Saved entries
===============

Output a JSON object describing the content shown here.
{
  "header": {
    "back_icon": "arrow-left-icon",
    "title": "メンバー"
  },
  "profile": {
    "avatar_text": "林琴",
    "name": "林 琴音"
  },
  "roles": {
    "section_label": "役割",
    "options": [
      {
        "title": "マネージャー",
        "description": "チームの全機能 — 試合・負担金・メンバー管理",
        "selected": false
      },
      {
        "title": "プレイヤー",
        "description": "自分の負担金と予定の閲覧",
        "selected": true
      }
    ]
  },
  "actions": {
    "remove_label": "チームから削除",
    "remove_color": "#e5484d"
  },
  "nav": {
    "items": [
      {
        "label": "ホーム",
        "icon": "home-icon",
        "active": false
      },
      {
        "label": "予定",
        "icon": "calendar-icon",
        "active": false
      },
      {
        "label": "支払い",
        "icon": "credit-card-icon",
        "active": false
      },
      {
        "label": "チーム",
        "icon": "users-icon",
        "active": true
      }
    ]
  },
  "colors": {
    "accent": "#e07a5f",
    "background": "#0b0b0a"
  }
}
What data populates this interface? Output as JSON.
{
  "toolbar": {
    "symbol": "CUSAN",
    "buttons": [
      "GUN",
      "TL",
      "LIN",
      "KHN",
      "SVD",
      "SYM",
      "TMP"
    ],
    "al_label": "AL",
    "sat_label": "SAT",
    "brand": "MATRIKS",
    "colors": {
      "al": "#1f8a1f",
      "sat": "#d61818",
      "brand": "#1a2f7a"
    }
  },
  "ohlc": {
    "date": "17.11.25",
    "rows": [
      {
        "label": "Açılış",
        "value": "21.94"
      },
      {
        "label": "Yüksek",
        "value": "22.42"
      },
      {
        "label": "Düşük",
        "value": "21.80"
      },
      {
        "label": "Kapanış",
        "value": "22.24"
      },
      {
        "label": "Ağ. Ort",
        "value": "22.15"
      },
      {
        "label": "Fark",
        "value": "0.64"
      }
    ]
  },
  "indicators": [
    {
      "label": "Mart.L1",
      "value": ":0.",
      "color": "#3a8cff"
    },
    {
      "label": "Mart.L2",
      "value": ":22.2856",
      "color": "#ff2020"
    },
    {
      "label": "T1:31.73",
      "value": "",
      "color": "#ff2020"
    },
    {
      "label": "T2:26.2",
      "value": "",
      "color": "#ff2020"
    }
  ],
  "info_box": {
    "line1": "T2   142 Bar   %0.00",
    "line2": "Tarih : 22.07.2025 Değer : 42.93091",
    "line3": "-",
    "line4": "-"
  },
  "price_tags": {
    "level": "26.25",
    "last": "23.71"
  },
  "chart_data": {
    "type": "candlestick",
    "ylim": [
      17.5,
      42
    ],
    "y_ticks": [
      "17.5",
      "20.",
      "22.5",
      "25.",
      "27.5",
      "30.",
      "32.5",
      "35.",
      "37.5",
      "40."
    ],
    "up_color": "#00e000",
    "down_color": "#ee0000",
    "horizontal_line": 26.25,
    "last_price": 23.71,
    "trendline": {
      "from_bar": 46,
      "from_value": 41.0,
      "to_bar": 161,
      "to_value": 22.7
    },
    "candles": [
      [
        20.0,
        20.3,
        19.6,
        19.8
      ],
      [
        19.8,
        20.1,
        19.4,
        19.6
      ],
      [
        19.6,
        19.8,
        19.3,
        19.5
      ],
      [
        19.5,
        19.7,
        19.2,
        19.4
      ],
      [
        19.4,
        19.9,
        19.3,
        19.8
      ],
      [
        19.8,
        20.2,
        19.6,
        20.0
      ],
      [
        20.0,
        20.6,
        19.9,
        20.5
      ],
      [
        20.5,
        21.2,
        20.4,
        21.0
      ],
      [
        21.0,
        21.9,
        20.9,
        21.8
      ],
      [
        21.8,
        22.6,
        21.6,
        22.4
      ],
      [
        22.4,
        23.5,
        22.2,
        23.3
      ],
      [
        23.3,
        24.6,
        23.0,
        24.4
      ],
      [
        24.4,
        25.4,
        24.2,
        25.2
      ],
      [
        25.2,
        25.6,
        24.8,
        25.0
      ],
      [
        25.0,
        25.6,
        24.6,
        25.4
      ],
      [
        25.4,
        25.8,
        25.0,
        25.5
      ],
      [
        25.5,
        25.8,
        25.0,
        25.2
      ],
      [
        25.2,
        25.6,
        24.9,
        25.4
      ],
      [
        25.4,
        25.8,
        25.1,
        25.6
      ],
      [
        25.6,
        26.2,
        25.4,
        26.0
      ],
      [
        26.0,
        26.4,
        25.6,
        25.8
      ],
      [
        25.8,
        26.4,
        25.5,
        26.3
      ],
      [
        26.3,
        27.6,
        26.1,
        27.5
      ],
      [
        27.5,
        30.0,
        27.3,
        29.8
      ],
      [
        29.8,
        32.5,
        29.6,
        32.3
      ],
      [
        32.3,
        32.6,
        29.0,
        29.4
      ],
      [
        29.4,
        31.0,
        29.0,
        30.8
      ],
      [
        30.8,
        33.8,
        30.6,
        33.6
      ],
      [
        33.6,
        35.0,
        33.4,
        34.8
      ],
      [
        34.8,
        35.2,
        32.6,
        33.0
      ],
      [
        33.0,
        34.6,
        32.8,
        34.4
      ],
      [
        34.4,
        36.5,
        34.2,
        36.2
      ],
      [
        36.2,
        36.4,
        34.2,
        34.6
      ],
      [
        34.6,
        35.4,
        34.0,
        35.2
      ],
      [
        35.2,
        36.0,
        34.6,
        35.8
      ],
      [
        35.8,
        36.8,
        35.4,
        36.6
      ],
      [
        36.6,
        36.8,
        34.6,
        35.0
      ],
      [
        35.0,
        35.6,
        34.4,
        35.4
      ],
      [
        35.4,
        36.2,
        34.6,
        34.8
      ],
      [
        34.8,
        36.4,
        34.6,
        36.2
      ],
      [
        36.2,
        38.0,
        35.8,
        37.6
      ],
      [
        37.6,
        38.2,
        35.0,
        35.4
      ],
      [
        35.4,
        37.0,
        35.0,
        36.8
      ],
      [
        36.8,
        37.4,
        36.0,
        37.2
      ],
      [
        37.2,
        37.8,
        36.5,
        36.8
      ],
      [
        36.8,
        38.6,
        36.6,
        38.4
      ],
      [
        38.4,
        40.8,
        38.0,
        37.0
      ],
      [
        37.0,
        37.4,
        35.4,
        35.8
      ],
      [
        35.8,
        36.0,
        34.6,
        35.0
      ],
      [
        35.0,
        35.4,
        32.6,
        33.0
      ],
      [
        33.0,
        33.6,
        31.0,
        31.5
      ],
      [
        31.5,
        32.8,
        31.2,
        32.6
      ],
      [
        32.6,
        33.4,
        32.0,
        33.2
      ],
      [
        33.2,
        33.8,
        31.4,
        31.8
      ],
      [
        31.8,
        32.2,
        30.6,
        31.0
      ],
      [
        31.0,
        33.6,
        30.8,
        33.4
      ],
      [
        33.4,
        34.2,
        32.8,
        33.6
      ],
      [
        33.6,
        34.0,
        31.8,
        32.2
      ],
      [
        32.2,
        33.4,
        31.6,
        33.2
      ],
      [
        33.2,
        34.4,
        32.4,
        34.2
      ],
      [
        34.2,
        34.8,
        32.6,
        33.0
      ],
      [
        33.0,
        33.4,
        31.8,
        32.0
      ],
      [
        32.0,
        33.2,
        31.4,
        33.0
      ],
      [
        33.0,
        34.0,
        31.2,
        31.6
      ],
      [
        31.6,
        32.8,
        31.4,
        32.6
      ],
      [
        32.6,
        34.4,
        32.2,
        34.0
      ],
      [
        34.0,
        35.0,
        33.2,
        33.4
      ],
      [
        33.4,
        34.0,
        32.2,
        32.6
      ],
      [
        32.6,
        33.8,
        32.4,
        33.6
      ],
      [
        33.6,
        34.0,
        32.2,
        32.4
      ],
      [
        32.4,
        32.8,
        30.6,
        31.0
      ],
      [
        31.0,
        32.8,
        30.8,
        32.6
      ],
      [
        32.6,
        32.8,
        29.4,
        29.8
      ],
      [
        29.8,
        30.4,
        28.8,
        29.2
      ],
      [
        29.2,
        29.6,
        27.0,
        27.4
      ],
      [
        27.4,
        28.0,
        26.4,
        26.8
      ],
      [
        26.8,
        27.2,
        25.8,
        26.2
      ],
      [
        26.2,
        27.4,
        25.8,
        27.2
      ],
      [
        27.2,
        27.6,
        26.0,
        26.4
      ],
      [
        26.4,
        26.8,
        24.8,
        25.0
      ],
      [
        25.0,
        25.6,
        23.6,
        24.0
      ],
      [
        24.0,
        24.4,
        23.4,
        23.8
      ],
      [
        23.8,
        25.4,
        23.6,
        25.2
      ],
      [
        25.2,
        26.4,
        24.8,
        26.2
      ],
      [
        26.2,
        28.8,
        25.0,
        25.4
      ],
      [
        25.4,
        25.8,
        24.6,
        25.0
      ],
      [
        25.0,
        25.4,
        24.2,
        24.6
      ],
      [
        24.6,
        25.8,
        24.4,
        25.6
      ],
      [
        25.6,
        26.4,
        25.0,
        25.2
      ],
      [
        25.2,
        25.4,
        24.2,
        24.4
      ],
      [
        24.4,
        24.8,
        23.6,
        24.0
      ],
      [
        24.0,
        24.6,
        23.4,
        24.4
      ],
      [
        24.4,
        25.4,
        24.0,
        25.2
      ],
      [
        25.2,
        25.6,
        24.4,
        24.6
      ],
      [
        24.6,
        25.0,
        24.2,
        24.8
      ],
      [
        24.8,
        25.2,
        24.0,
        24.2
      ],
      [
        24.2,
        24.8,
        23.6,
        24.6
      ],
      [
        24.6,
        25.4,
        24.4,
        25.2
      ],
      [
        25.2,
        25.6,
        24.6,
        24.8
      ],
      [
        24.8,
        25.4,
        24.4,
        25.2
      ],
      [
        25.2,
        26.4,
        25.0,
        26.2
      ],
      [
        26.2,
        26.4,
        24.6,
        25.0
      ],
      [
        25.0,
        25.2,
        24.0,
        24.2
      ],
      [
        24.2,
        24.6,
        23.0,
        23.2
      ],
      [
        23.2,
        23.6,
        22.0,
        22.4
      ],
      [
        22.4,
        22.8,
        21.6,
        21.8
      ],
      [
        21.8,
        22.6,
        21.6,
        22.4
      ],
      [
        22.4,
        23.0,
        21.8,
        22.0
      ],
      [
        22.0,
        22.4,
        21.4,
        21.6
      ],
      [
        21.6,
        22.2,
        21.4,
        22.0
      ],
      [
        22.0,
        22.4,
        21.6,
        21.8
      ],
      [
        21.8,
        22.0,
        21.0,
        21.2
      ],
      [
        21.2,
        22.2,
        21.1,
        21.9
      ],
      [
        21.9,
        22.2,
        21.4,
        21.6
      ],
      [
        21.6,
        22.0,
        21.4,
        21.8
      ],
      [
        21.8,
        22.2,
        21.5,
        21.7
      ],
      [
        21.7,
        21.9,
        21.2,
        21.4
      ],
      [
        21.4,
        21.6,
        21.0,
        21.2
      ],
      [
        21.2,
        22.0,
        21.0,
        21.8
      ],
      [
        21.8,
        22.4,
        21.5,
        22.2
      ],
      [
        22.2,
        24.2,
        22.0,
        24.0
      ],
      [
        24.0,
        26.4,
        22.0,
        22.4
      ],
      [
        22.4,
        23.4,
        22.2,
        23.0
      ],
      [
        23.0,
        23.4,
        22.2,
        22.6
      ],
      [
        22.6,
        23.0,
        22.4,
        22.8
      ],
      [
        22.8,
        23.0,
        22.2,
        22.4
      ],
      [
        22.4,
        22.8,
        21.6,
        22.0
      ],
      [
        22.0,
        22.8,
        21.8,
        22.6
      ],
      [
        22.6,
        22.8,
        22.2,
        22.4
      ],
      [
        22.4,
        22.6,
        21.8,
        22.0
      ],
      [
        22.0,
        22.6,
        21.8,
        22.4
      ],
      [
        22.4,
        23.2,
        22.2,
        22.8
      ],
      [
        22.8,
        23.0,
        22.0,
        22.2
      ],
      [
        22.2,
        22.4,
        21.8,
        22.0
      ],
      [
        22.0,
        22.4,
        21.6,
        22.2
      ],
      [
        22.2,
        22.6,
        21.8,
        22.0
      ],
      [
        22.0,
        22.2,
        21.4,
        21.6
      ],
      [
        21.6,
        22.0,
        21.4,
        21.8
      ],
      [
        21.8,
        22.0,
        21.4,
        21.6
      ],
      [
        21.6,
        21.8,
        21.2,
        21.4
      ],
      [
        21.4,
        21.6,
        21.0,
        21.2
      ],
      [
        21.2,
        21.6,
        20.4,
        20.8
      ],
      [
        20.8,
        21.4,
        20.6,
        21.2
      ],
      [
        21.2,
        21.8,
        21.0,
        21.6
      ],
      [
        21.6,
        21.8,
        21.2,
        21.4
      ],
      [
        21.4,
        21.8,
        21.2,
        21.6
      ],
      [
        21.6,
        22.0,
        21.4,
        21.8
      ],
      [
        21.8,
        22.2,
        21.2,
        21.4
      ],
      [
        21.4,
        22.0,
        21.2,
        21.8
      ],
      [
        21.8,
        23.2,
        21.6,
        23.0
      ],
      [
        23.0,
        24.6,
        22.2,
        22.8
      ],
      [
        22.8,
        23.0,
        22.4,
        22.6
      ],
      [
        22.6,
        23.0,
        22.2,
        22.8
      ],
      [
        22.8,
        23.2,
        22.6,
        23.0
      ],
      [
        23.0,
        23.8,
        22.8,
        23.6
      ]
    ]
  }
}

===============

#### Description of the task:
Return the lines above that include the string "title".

#### Response:
    "title": "メンバー"
        "title": "マネージャー",
        "title": "プレイヤー",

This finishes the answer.